─── Supplied information ───
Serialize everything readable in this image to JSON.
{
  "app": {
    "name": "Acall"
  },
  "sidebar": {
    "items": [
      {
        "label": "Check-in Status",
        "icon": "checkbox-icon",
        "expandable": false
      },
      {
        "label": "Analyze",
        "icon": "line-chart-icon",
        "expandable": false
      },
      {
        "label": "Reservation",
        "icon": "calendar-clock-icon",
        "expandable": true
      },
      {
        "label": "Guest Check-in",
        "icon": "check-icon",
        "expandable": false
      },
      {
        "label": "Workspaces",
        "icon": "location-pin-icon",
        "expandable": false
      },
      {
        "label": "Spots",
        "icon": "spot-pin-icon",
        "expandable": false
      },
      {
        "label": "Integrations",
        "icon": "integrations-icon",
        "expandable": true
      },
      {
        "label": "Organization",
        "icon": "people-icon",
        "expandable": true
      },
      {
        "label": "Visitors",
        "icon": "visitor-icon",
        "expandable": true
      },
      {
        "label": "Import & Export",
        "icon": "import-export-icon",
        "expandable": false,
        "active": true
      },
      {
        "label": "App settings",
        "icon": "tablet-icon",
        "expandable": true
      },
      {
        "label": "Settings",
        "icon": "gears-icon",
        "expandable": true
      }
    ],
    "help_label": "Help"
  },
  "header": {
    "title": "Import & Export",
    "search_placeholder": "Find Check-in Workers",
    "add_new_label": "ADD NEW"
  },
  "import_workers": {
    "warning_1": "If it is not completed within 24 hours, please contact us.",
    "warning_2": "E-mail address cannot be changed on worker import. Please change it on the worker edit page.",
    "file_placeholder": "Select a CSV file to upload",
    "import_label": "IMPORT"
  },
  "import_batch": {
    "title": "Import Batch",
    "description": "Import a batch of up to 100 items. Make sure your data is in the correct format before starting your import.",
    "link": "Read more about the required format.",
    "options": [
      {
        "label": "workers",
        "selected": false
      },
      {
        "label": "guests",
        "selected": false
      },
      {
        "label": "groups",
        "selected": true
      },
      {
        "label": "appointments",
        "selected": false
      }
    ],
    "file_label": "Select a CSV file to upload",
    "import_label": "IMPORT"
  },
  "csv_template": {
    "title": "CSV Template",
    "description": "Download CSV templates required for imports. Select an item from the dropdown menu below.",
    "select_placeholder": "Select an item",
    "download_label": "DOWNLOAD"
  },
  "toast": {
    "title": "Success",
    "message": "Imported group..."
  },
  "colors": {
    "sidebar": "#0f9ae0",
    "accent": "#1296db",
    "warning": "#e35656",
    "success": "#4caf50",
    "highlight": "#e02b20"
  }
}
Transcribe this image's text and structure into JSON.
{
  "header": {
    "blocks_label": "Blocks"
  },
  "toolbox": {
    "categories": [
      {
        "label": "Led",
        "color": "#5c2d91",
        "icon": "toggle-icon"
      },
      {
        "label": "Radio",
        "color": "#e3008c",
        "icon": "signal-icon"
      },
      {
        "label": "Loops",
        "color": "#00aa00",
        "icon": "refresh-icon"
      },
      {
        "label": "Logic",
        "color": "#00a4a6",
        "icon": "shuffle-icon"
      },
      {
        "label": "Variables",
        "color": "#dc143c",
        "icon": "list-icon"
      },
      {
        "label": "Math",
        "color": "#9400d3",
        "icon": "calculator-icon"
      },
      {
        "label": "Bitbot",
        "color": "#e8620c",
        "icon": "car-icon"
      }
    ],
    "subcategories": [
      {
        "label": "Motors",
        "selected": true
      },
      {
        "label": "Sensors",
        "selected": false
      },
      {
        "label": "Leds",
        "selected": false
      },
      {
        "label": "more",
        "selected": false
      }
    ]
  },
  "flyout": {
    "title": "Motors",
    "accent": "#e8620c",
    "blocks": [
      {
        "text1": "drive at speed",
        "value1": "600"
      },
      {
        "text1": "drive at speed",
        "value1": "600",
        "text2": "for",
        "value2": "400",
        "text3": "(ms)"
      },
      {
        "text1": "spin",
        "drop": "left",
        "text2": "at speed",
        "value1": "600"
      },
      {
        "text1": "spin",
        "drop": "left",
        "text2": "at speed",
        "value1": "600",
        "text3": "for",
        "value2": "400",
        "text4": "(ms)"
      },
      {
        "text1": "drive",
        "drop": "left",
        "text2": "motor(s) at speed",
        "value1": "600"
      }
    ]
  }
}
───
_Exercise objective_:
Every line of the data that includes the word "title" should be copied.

_Result of this task_:
    "title": "Import & Export",
    "title": "Import Batch",
    "title": "CSV Template",
    "title": "Success",
    "title": "Motors",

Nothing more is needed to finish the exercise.